- Wilson, RL, Gummow, JA, McAninch, D, et. al. Vitamin and mineral supplementation in pregnancy: evidence to practice. Women’s and Children’s Therapeutics Review. (2018);48(2):186-192.
- Dunstan, JA, Simmer, K, Dixon, G, and Prescott, SL. Cognitive assessment of children at age 2 ½ years after maternal fish oil supplementation in pregnancy: a randomised controlled trial. Archives of Disease in Childhood – ADC Fetal & Neonatal Edition. (2007); 93:F4-F6.
- Dunstan, JA, Mori, TA, Barden, A, et. al. Fish oil supplementation in pregnancy modifies neonatal allergen-specific immune responses and clinical outcomes in infants at high risk of atopy: A randomized, controlled trial. Journal of Allergy and Clinical Immunology. (2003);112(6):1178-1184.
- Gaston, A, and Cramp, A. Exercise during pregnancy: A review of patterns and determinants. Journal of Science and Medicine in Sport. (2011);14(4):299-305.

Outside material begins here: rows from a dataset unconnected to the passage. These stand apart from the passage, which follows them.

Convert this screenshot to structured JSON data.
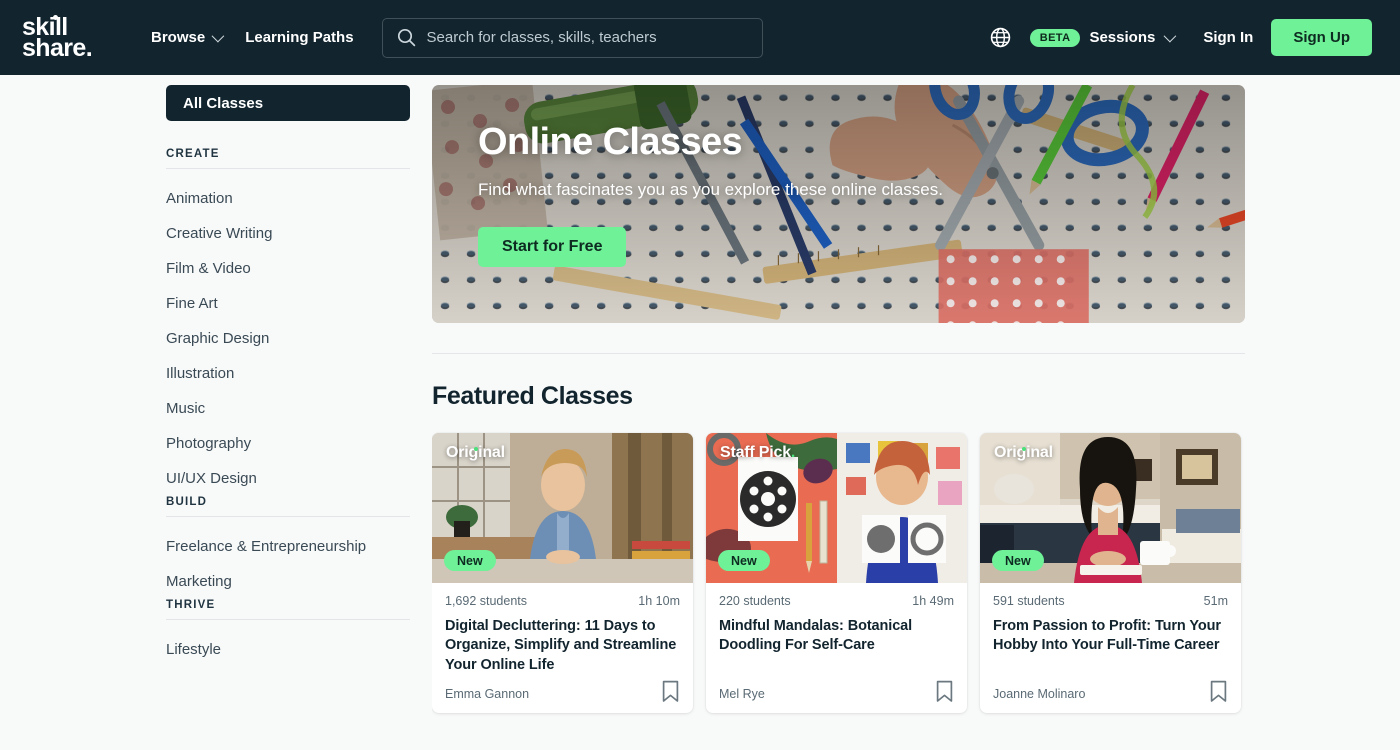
{
  "header": {
    "logo": {
      "line1": "skill",
      "line2": "share.",
      "icon": "skillshare-logo"
    },
    "nav": [
      {
        "label": "Browse",
        "has_chevron": true,
        "name": "browse"
      },
      {
        "label": "Learning Paths",
        "has_chevron": false,
        "name": "learning-paths"
      }
    ],
    "search": {
      "placeholder": "Search for classes, skills, teachers",
      "value": "",
      "icon": "search-icon"
    },
    "globe_icon": "globe-icon",
    "beta_badge": "BETA",
    "sessions_label": "Sessions",
    "sign_in": "Sign In",
    "sign_up": "Sign Up",
    "bg_color": "#12242E",
    "accent_green": "#6FF198"
  },
  "sidebar": {
    "active_item": "All Classes",
    "groups": [
      {
        "title": "CREATE",
        "items": [
          "Animation",
          "Creative Writing",
          "Film & Video",
          "Fine Art",
          "Graphic Design",
          "Illustration",
          "Music",
          "Photography",
          "UI/UX Design"
        ]
      },
      {
        "title": "BUILD",
        "items": [
          "Freelance & Entrepreneurship",
          "Marketing"
        ]
      },
      {
        "title": "THRIVE",
        "items": [
          "Lifestyle"
        ]
      }
    ]
  },
  "hero": {
    "title": "Online Classes",
    "subtitle": "Find what fascinates you as you explore these online classes.",
    "cta_label": "Start for Free",
    "image_description": "pegboard with scissors, colored pencils and craft tools"
  },
  "main": {
    "section_title": "Featured Classes"
  },
  "cards": [
    {
      "badge": "Original",
      "badge_style": "original",
      "new_badge": "New",
      "students": "1,692 students",
      "duration": "1h 10m",
      "title": "Digital Decluttering: 11 Days to Organize, Simplify and Streamline Your Online Life",
      "author": "Emma Gannon",
      "bookmark_icon": "bookmark-icon"
    },
    {
      "badge": "Staff Pick.",
      "badge_style": "staff-pick",
      "new_badge": "New",
      "students": "220 students",
      "duration": "1h 49m",
      "title": "Mindful Mandalas: Botanical Doodling For Self-Care",
      "author": "Mel Rye",
      "bookmark_icon": "bookmark-icon"
    },
    {
      "badge": "Original",
      "badge_style": "original",
      "new_badge": "New",
      "students": "591 students",
      "duration": "51m",
      "title": "From Passion to Profit: Turn Your Hobby Into Your Full-Time Career",
      "author": "Joanne Molinaro",
      "bookmark_icon": "bookmark-icon"
    }
  ]
}
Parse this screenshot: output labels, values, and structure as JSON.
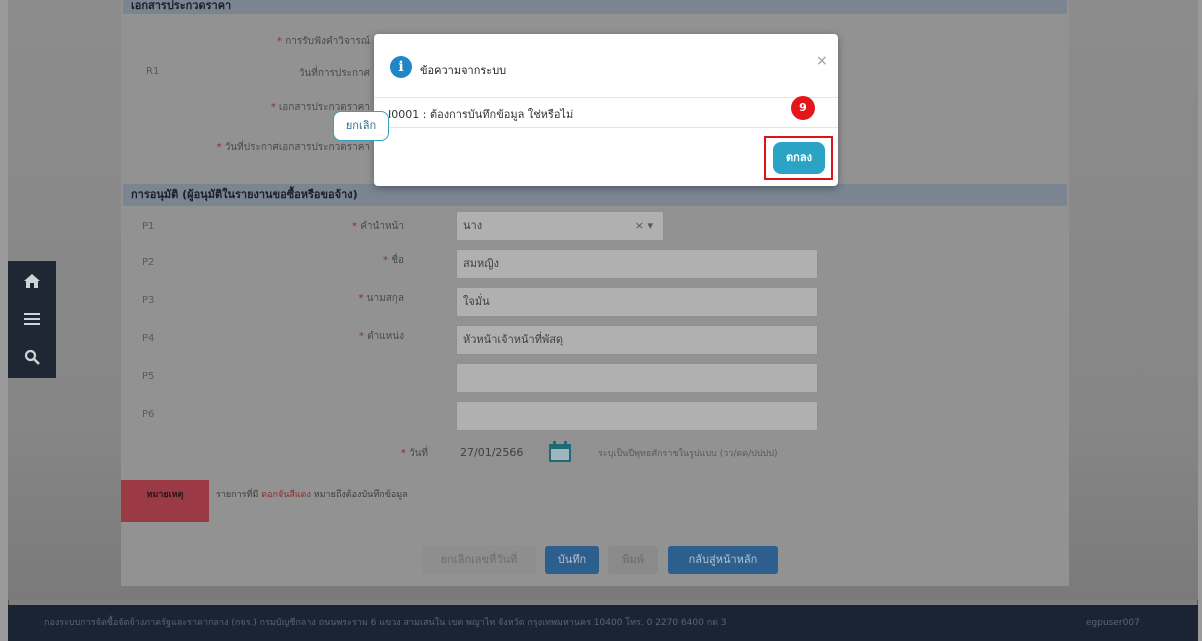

- Mudd, LM, Owe, KM, Mottola, MF, and Pivarnik, JM. Health Benefits of Physical Activity during Pregnancy: An International Perspective. Medicine & Science in Sports & Exercise. (2012).